- **Provided material**
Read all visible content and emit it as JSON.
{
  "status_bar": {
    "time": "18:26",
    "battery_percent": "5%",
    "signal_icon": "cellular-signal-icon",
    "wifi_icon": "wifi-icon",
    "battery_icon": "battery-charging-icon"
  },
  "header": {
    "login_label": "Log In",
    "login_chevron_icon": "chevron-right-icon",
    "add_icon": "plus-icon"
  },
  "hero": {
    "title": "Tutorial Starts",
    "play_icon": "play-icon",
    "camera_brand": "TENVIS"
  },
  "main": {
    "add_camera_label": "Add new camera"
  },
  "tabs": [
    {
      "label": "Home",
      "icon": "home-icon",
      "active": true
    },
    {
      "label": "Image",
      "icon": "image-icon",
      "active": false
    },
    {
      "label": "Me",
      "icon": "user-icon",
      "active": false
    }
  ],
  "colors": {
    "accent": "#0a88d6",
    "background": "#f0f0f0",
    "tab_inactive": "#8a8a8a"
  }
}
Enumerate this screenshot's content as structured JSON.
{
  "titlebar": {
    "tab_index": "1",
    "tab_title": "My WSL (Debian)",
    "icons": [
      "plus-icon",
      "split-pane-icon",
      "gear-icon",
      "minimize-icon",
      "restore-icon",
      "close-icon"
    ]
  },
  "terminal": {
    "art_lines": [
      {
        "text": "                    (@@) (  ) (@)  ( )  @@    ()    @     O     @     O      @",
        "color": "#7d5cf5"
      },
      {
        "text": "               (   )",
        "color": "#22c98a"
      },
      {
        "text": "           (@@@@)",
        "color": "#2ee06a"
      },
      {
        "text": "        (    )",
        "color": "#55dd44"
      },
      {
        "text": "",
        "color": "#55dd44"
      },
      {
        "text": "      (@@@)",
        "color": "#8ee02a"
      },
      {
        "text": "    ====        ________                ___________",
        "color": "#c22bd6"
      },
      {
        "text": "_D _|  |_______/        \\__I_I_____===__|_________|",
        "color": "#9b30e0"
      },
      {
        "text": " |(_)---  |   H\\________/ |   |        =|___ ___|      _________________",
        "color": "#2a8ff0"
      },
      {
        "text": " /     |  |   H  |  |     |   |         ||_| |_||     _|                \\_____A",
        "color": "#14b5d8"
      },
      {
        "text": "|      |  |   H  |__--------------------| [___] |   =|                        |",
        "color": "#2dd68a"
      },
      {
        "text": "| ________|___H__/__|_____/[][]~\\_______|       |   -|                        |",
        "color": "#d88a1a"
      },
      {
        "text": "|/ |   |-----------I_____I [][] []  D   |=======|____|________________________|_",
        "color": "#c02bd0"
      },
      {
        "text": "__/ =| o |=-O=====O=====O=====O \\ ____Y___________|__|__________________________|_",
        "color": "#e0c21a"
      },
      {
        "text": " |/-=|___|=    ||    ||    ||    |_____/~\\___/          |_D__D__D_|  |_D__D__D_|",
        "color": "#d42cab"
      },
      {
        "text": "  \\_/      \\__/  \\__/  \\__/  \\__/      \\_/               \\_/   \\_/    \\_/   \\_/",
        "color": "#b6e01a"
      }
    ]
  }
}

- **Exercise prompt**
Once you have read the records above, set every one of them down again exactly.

- **Response to the task**
Read all visible content and emit it as JSON.
{
  "status_bar": {
    "time": "18:26",
    "battery_percent": "5%",
    "signal_icon": "cellular-signal-icon",
    "wifi_icon": "wifi-icon",
    "battery_icon": "battery-charging-icon"
  },
  "header": {
    "login_label": "Log In",
    "login_chevron_icon": "chevron-right-icon",
    "add_icon": "plus-icon"
  },
  "hero": {
    "title": "Tutorial Starts",
    "play_icon": "play-icon",
    "camera_brand": "TENVIS"
  },
  "main": {
    "add_camera_label": "Add new camera"
  },
  "tabs": [
    {
      "label": "Home",
      "icon": "home-icon",
      "active": true
    },
    {
      "label": "Image",
      "icon": "image-icon",
      "active": false
    },
    {
      "label": "Me",
      "icon": "user-icon",
      "active": false
    }
  ],
  "colors": {
    "accent": "#0a88d6",
    "background": "#f0f0f0",
    "tab_inactive": "#8a8a8a"
  }
}
Enumerate this screenshot's content as structured JSON.
{
  "titlebar": {
    "tab_index": "1",
    "tab_title": "My WSL (Debian)",
    "icons": [
      "plus-icon",
      "split-pane-icon",
      "gear-icon",
      "minimize-icon",
      "restore-icon",
      "close-icon"
    ]
  },
  "terminal": {
    "art_lines": [
      {
        "text": "                    (@@) (  ) (@)  ( )  @@    ()    @     O     @     O      @",
        "color": "#7d5cf5"
      },
      {
        "text": "               (   )",
        "color": "#22c98a"
      },
      {
        "text": "           (@@@@)",
        "color": "#2ee06a"
      },
      {
        "text": "        (    )",
        "color": "#55dd44"
      },
      {
        "text": "",
        "color": "#55dd44"
      },
      {
        "text": "      (@@@)",
        "color": "#8ee02a"
      },
      {
        "text": "    ====        ________                ___________",
        "color": "#c22bd6"
      },
      {
        "text": "_D _|  |_______/        \\__I_I_____===__|_________|",
        "color": "#9b30e0"
      },
      {
        "text": " |(_)---  |   H\\________/ |   |        =|___ ___|      _________________",
        "color": "#2a8ff0"
      },
      {
        "text": " /     |  |   H  |  |     |   |         ||_| |_||     _|                \\_____A",
        "color": "#14b5d8"
      },
      {
        "text": "|      |  |   H  |__--------------------| [___] |   =|                        |",
        "color": "#2dd68a"
      },
      {
        "text": "| ________|___H__/__|_____/[][]~\\_______|       |   -|                        |",
        "color": "#d88a1a"
      },
      {
        "text": "|/ |   |-----------I_____I [][] []  D   |=======|____|________________________|_",
        "color": "#c02bd0"
      },
      {
        "text": "__/ =| o |=-O=====O=====O=====O \\ ____Y___________|__|__________________________|_",
        "color": "#e0c21a"
      },
      {
        "text": " |/-=|___|=    ||    ||    ||    |_____/~\\___/          |_D__D__D_|  |_D__D__D_|",
        "color": "#d42cab"
      },
      {
        "text": "  \\_/      \\__/  \\__/  \\__/  \\__/      \\_/               \\_/   \\_/    \\_/   \\_/",
        "color": "#b6e01a"
      }
    ]
  }
}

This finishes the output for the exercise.